The study of preferences for six natural sugars and six artificial sweeteners was conducted on a red panda (primarily herbivores), ferret, genet, meerkat (insectivores), mongoose and lion (obligate carnivores). For each sweet molecule, the animals were given access to both the sweet solution and water for 24 hours, and their preference for a sweet solution was decided when they drank much more sweet fluid than water. The findings revealed that only the red panda—which has a unique taste receptor structure—drank large amounts of the artificial sweeteners aspartame, neotame and sucralose. It also suggests that the receptor mechanisms for sweet taste are more complex than previously suspected.
Of these findings, Joseph Brand, a biophysicist at Monell said, “The red panda’s unique taste receptor gives us a tool to broaden our understanding of how we detect sweet taste.
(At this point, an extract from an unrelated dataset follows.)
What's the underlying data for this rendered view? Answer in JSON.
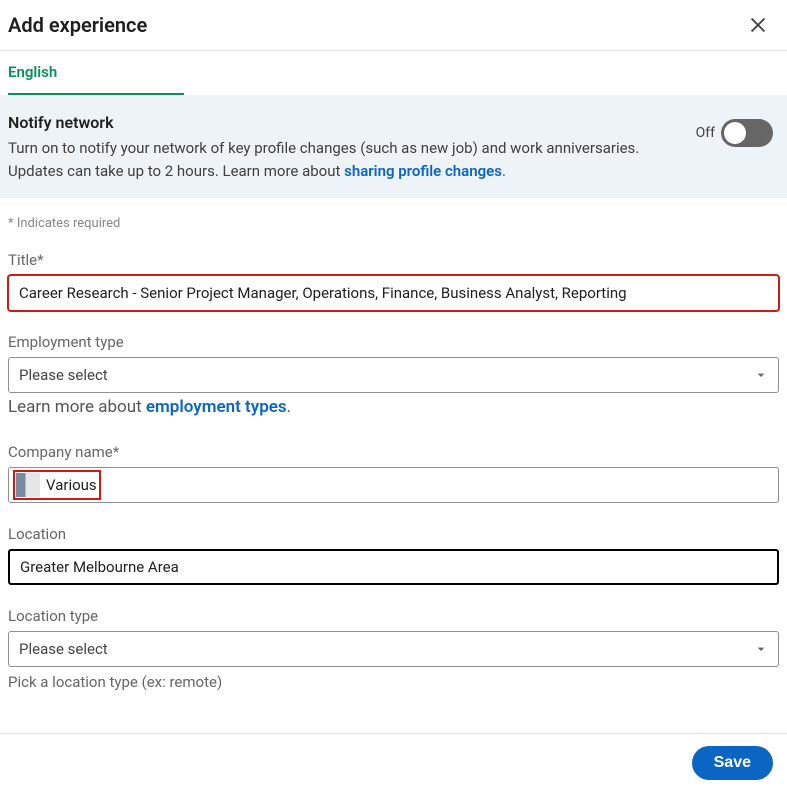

Greater insight into why we like artificial sweeteners could eventually lead to the development of more acceptable sugar substitutes, potentially benefiting diabetics and other individuals on sugar-restricted diets.”
Future studies will explore how protein structure of taste receptor genes predicts stimulus binding, thus providing insight into how variations in taste receptor genes affect taste perception, food choice and nutritional status.